"Endangered salmon could put the kabosh on plans to widen Bucklin Hill Road over Clear Creek.A recent state Department of Ecology ruling declared the Clear Creek estuary a Category I wetland requiring a 200-300 foot setback for development.It's pretty bizarre. Sarah Suggs (Department of Ecology wetlands specialist) said she didn't want a bridge or roadwork at the Clear Creek estuary area, said Steve Austin, a Silverdale developer.Austin, whose Creekside Plaza project at Clear Creek is jeopardized by the change in wetlands classification, accompanied the team of wetlands specialists and county officials on an Oct. 17 walk-through of the Clear Creek estuary and upstream.Also in the group was the owner of the site for a proposed six-story hotel at Blaine Avenue and Ridgetop Boulevard, which also might be affected by the change in wetlands classification and identification of other potential wetlands not noted in earlier reports.The wetlands classification was reevaluated after the Suquamish Tribe appealed a county decision to designate the property a Category II wetland. That would have required just a 100-foot setback.But the verdict isn't in yet about how the change and its stricter requirements will affect the much-needed road widening project or commercial development, said Darryl Piercy of the county Department of Community Development.Piercy said he didn't know how the reclassification of the estuarine would affect the road widening.Clear Creek is now shown on the Endangered Species Act map. We're at least going to have to look at the effect that would have on any project near the creek, he said.But he added that there was considerable mitigation in the county's plan to widen Bucklin Hill Road east of Silverdale Way where it crosses Clear Creek.County Department of Public Works plans for the road widening included working the construction schedule around the chinook salmon runs in the creek, as well as adding area to the riparian and estuary, said Gary Ekstedt in an earlier interview.The new area will exceed by two and a half times what we're going to basically cover up with the four-lane bridge, sidewalks and bicycle lane, Ekstedt said.Whether or not that's sufficient based on this new listing, I don't know, said Piercy. It's going to take some additional analysis on the county's part, too, before they can move.Although the Department of Ecology ruling could also possibly put an end to Austin's plans for Creekside, there are a couple steps he and the county are taking. We've asked the Army Corps of Engineers to make a call on the upland wetlands ... and area adjoining, said Piercy.Austin is also preparing a habitat management plan, to demonstrate how he can reduce the 200-foot setback and still provide the same level of habitat protection, said Piercy. "

We encourage an open exchange of ideas on this story's topic, but we ask you to follow our guidelines for respecting community standards.
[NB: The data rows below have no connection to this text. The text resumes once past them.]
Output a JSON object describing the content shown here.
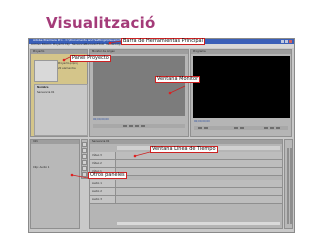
{
  "slide": {
    "title": "Visualització",
    "title_color": "#a43b79"
  },
  "app": {
    "window_title": "Adobe Premiere Pro - C:\\Documents and Settings\\Usuario\\Mis documentos\\Adobe\\Premiere Pro\\proyecto",
    "menu": [
      "Archivo",
      "Edición",
      "Proyecto",
      "Clip",
      "Secuencia",
      "Marcador",
      "Título",
      "Ventana",
      "Ayuda"
    ],
    "accent_color": "#3a5fb8"
  },
  "panels": {
    "project_tab": "Proyecto",
    "project_rows": [
      "Proyecto.prproj",
      "20 elementos"
    ],
    "project_list": [
      "Nombre",
      "Secuencia 01"
    ],
    "source_tab": "Monitor de origen",
    "program_tab": "Programa",
    "timeline_tab": "Secuencia 01",
    "effects_tab": "Info",
    "effects_row": "Clip: Audio 1",
    "timecode_source": "00;00;00;00",
    "timecode_program": "00;00;00;00",
    "tracks": [
      "Vídeo 3",
      "Vídeo 2",
      "Vídeo 1",
      "Audio 1",
      "Audio 2",
      "Audio 3"
    ]
  },
  "callouts": {
    "main_toolbar": "Barra de Herramientas Principal",
    "project_panel": "Panel Proyecto",
    "monitor_window": "Ventana Monitor",
    "timeline_window": "Ventana Línea de Tiempo",
    "other_panels": "Otros paneles",
    "callout_color": "#cc2222"
  }
}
Personal attacks, inappropriate language, and off-topic comments may be removed, and comment privileges revoked, per our Terms of Use. Please see our FAQ if you have questions or concerns about using Facebook to comment.
blog comments powered by Disqus

Read the Oct 21
Green Edition

Browse the print edition page by page, including stories and ads.

Browse the archives.

Friends to Follow

View All Updates